20-year project completed as Jamaican New Testament is launched
More than 100 people gathered at the Jamaican High Commission in London this week for the launch of the Jamaican New Testament ...
More than 100 people gathered at the Jamaican High Commission in London this week for the launch of the Jamaican New Testament. The celebration concluded a 20-year academic project.
The High Commissioner, Her Excellency Aloun Ndombet-Assamba, welcomed the publication saying it was "an important piece of work".
The Rev Courtney Stewart, General Secretary of the Bible Society of the West Indies said: "This New Testament will achieve a kind of engagement of our people with the Word of God in a way that has never happened before.

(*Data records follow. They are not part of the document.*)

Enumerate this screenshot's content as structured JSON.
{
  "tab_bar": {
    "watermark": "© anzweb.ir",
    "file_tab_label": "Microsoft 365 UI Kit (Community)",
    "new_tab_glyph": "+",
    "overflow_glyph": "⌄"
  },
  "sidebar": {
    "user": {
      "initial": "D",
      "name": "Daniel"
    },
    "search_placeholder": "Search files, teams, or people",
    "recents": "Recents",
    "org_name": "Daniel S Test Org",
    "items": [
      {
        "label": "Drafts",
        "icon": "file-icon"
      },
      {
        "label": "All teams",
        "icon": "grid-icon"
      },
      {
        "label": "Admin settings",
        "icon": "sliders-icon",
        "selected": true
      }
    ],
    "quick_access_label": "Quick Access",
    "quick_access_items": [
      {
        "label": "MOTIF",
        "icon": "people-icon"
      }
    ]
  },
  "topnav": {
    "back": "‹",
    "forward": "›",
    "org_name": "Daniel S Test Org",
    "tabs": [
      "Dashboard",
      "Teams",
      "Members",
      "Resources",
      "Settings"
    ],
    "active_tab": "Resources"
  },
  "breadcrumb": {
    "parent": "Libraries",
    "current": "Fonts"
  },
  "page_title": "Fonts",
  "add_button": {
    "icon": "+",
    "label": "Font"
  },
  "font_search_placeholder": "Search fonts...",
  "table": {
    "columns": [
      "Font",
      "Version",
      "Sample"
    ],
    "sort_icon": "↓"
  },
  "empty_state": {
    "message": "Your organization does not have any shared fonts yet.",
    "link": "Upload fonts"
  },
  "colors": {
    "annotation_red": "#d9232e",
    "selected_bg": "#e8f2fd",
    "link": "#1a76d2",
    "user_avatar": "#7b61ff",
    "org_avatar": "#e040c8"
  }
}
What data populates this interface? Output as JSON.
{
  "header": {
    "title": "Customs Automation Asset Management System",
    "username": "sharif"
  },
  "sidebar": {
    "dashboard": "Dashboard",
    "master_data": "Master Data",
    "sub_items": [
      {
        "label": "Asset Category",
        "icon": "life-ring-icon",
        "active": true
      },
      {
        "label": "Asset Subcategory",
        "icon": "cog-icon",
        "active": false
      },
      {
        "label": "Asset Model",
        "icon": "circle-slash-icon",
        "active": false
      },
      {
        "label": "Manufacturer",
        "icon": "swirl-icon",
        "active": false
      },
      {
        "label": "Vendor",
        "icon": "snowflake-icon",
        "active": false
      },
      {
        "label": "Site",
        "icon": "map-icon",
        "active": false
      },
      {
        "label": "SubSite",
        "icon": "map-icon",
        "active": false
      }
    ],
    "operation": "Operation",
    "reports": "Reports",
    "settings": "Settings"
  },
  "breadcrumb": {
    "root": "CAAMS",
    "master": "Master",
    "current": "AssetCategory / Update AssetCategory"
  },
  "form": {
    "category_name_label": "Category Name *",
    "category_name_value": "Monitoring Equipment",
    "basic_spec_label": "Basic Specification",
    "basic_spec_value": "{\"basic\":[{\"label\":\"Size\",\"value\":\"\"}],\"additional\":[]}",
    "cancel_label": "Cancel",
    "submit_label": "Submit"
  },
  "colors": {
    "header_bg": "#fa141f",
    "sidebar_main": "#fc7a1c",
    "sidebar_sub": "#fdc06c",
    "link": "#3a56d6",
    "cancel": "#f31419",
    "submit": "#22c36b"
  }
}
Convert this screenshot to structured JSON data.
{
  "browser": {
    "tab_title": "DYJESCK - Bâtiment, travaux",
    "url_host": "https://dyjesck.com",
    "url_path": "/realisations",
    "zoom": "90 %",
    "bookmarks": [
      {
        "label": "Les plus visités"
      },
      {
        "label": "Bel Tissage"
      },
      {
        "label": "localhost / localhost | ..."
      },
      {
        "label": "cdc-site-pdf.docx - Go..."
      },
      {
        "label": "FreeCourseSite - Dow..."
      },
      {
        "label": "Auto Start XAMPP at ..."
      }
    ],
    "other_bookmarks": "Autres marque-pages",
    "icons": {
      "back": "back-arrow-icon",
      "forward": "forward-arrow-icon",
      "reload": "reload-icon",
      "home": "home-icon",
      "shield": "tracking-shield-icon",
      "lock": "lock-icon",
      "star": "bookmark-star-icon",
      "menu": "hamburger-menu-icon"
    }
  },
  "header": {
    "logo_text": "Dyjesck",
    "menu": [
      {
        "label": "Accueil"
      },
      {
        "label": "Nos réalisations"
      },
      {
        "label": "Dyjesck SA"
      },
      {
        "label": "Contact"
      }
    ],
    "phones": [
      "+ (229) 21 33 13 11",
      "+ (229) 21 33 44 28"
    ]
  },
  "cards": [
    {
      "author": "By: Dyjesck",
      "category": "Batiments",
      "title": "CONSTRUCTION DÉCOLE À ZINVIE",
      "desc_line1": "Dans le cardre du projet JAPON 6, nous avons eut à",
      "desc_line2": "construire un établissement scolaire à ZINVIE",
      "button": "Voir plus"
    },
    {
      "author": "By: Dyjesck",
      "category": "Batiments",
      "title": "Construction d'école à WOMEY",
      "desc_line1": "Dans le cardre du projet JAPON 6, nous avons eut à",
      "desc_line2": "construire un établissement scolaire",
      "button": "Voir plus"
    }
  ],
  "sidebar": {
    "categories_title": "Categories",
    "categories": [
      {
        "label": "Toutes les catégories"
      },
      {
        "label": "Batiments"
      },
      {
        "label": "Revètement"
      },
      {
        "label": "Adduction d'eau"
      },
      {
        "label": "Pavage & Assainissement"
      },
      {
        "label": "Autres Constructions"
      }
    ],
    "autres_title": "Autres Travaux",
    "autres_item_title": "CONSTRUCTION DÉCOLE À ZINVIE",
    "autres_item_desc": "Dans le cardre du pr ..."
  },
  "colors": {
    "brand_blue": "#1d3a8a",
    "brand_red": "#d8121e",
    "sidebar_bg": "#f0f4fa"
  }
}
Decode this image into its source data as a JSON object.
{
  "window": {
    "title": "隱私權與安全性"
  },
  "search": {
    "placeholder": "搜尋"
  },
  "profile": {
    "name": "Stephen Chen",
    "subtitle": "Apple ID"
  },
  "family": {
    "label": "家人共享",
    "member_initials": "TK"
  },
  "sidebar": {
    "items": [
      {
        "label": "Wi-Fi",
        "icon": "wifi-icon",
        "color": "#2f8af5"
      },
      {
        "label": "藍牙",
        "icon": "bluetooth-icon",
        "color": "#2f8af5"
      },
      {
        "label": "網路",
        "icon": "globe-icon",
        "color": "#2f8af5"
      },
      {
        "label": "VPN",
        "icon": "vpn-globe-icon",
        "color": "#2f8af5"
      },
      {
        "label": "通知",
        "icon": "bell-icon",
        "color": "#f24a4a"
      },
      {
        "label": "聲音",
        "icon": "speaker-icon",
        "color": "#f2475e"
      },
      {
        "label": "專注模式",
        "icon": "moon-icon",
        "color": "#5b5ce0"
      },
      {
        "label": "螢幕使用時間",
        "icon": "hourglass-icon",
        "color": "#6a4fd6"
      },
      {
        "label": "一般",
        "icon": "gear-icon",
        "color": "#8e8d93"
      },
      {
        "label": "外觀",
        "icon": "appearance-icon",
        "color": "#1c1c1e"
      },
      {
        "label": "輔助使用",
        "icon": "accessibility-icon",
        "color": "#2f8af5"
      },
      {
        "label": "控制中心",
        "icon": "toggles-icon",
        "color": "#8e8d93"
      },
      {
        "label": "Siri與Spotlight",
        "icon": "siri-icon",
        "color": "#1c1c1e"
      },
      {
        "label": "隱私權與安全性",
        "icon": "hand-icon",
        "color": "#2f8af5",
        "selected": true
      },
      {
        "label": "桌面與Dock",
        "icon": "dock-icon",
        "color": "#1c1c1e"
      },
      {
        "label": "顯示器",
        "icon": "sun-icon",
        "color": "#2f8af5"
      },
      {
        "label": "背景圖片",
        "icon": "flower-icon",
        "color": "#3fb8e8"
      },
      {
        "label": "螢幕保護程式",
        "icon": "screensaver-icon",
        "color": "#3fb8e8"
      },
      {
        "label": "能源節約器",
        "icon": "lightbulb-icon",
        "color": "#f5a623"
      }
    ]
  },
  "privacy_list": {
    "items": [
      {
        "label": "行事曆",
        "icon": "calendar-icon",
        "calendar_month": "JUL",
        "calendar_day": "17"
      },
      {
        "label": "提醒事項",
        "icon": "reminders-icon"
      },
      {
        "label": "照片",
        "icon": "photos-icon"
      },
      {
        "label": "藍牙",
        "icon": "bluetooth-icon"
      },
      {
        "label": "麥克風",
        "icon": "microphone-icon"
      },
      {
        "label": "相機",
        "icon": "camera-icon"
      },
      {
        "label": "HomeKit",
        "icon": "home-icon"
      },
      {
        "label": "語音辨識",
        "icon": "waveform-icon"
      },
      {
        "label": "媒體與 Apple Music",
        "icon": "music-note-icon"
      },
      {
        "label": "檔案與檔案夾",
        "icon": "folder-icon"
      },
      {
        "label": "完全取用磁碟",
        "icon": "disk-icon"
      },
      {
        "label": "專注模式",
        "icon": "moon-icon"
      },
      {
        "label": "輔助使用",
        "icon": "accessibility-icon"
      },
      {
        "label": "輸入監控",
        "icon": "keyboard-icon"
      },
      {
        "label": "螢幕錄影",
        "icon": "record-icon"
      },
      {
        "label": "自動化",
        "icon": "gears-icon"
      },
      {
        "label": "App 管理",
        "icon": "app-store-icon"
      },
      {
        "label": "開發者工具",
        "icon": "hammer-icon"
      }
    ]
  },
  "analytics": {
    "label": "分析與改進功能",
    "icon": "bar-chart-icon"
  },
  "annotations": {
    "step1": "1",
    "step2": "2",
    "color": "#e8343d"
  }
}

"There will be transformation in people’s lives. For the first time they will have an understanding of God’s Word."
He revealed how controversial the translation had been both in Jamaica and in the UK, as critics claimed that Jamaican Patois was not a language in which the Bible could be written.
But he said, "At the Bible Society we believe that everyone has a right to have access to the Word of God in their own language.
"The time has come for Jamaican people to have the Word of God in their mother tongue."
Among the guests were the Chaplain to the House of Commons Revd Rose Hudson-Wilkin, former Portsmouth footballer Linvoy Primus and crossbench Peer Lord Michael Hastings.
Marcus Prince Johnson, son of the beat poet Linton Kwesi Johnson, read The Lord’s Prayer in Patois.
The New Testament is published at the end of October, both in print form and as an mp3 download. Click here for an audio clip of 1 Corinthians 13 from the Jamaican New Testament.
It will be published in Jamaica at the end of the month to coincide with celebrations for the 50th anniversary of Jamaican independence.
Photo: Jamaican High Commissioner Her Excellency Aloun Ndombet-Assamba is pictured with Rev Courtney Stewart, from the Bible Society of the West Indies. [Bible Society]